Wherever the string "Heißluftfritteusen" shows up in the data below, copy the whole line.
*** TASK DATA Section Begins ***
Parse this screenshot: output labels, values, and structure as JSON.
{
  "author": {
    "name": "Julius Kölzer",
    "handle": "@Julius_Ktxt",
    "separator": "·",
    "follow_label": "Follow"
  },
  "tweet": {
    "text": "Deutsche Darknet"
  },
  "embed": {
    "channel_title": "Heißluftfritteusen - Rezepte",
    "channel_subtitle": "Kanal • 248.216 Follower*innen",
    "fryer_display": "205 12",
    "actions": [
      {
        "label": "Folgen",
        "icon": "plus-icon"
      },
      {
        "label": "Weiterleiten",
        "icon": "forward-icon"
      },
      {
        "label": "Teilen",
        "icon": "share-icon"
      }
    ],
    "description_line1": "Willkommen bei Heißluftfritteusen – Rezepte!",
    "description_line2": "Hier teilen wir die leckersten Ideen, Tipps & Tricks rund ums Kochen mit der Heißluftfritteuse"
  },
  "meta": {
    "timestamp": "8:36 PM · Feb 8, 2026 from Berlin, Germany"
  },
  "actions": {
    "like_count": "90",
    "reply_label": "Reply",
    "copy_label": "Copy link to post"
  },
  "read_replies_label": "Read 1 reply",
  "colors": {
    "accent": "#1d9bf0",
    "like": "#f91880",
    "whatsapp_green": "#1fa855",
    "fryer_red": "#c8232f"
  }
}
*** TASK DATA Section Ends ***
> **PROBLEM SOLUTION**:
    "channel_title": "Heißluftfritteusen - Rezepte",
    "description_line1": "Willkommen bei Heißluftfritteusen – Rezepte!",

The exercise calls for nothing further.